— Interface dataset entries —
☆ ☆ ☆
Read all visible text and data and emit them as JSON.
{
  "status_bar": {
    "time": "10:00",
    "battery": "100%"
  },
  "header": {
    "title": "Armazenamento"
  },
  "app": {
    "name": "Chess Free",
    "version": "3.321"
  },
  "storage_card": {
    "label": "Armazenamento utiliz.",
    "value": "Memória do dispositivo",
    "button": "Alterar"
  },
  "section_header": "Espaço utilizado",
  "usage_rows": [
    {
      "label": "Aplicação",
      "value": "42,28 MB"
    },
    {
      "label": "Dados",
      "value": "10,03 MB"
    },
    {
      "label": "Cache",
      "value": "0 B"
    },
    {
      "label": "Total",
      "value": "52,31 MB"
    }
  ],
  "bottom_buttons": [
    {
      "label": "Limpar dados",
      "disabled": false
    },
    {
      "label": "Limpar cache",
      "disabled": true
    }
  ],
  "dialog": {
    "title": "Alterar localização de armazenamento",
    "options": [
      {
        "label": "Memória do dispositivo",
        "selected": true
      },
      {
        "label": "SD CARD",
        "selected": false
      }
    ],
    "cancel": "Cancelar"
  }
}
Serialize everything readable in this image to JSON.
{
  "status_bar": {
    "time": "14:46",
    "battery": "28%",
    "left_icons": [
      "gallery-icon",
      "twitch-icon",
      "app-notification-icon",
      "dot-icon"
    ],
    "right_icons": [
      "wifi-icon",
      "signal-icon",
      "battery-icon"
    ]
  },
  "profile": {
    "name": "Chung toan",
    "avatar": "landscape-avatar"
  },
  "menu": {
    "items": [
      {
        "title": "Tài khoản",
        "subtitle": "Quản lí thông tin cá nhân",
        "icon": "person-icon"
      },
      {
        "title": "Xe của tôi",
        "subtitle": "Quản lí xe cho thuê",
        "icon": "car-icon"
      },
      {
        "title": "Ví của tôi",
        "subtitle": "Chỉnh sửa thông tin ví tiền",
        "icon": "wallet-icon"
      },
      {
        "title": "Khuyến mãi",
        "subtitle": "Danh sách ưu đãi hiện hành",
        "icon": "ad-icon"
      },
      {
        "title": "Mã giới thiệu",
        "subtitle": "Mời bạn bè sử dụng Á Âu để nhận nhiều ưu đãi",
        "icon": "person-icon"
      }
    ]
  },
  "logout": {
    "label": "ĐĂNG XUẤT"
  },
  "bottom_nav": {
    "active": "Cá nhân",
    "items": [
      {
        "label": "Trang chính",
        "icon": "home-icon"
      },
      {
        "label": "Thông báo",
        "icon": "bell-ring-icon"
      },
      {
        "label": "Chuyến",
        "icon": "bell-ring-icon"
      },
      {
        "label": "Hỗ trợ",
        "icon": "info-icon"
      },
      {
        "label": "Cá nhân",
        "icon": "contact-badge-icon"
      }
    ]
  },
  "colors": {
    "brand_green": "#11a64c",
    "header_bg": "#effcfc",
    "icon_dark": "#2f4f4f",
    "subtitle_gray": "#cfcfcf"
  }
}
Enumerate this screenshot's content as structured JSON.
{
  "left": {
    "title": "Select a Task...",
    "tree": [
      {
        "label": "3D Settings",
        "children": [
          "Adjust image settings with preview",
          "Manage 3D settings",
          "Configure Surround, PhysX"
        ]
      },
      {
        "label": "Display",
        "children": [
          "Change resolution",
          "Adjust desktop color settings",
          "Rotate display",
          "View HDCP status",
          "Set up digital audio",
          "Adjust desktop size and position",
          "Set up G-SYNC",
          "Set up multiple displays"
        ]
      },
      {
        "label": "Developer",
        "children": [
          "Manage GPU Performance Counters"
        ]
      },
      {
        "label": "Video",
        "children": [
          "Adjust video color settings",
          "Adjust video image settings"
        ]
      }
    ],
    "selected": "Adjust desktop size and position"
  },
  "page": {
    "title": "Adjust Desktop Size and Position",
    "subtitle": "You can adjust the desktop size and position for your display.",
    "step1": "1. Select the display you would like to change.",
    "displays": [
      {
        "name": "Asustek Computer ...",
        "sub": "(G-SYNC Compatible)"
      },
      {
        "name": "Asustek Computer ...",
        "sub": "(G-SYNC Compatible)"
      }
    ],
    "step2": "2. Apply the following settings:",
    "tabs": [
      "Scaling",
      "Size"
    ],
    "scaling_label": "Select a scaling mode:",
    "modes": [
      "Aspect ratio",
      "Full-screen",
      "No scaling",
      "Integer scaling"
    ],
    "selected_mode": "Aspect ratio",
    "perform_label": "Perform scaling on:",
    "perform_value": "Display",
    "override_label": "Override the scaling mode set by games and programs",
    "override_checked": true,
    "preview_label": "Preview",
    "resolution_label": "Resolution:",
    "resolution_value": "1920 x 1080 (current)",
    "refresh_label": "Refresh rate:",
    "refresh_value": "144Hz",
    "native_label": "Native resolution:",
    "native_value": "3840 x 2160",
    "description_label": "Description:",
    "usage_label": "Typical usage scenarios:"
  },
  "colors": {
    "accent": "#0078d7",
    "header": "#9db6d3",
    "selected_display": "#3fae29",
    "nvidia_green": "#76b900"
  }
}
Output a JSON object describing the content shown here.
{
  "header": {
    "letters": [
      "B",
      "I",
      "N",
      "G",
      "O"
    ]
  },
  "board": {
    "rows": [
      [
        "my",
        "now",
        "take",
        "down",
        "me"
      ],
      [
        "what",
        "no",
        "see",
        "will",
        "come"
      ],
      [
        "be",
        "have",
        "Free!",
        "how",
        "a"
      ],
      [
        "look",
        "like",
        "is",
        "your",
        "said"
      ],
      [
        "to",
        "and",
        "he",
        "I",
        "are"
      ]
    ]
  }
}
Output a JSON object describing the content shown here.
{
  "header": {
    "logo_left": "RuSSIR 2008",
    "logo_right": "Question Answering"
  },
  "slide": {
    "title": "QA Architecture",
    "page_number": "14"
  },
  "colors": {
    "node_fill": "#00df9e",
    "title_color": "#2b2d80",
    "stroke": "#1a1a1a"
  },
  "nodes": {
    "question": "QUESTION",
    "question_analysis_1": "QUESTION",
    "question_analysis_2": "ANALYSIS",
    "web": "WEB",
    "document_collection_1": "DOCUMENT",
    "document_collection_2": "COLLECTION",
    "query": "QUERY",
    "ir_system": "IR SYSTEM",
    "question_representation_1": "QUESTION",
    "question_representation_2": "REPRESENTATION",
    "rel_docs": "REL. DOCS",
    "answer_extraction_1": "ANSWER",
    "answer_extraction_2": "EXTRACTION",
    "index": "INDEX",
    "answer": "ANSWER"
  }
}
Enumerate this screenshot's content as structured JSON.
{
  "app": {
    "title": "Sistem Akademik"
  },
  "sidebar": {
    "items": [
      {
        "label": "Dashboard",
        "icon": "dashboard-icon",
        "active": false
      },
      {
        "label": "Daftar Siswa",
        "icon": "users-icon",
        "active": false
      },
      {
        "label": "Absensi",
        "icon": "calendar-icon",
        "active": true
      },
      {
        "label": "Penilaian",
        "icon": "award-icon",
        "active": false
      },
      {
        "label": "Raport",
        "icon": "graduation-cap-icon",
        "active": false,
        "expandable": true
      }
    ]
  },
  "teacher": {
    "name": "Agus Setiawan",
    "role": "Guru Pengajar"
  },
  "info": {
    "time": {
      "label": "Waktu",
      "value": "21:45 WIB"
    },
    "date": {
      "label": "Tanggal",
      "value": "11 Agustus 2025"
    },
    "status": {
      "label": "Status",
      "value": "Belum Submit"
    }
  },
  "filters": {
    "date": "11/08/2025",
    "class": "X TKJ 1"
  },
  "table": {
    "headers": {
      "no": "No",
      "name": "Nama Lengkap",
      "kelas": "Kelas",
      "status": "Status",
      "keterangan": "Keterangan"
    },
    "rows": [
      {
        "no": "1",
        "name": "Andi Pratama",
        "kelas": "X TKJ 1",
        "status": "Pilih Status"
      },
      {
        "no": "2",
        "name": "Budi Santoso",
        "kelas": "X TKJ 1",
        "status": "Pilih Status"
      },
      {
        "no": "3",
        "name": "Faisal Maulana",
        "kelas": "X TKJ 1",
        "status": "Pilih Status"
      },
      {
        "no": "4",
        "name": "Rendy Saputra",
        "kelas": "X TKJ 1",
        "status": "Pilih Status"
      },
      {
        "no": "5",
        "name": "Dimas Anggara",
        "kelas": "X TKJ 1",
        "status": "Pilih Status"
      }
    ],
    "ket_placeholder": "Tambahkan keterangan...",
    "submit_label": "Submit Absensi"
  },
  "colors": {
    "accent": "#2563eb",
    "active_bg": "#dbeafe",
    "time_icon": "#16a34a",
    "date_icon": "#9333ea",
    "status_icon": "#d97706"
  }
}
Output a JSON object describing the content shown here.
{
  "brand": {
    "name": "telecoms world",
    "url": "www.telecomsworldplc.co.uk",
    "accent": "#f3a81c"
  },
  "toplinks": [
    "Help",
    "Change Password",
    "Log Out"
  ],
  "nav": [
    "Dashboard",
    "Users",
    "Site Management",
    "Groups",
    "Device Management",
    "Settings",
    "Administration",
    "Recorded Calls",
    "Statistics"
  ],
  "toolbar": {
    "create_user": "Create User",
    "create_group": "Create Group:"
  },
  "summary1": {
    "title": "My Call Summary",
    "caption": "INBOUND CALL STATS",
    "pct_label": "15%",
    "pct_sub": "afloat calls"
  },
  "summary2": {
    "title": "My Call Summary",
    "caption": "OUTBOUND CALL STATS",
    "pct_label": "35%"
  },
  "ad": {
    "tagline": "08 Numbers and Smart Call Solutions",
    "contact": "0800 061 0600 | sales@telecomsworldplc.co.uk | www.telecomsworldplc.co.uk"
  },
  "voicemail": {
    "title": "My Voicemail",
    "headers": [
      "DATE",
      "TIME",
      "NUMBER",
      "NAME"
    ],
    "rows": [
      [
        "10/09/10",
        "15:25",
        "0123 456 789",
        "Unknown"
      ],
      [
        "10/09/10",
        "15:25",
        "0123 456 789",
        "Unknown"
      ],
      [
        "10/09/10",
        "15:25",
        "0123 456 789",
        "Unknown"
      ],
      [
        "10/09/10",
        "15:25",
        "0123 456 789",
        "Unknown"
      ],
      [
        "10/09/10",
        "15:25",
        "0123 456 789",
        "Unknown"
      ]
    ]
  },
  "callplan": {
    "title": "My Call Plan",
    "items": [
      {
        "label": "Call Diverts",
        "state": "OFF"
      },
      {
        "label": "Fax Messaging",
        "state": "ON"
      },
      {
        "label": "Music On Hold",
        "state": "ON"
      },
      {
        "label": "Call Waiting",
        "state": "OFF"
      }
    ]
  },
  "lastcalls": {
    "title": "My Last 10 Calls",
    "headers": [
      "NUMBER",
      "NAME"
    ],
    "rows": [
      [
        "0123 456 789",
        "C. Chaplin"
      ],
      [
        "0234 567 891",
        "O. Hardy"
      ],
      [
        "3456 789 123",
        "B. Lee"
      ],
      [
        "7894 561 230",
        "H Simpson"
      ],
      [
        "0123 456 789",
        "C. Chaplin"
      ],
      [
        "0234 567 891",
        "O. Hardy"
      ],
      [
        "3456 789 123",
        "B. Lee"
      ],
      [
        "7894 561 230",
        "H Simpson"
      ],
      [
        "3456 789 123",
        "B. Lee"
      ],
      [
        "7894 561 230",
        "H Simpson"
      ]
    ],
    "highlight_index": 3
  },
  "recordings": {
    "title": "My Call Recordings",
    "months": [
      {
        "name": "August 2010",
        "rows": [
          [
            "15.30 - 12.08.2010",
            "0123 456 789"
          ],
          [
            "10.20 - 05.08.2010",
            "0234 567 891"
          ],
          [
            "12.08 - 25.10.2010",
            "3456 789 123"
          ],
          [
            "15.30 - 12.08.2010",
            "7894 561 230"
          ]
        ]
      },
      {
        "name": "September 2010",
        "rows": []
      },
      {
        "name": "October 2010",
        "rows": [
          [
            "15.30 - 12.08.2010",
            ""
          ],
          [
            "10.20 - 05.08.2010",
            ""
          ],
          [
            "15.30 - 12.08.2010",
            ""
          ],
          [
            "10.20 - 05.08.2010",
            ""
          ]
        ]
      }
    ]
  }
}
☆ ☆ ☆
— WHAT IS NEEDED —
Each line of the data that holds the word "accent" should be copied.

— RESPONSE BOX —
    "accent": "#0078d7",
    "accent": "#2563eb",
    "accent": "#f3a81c"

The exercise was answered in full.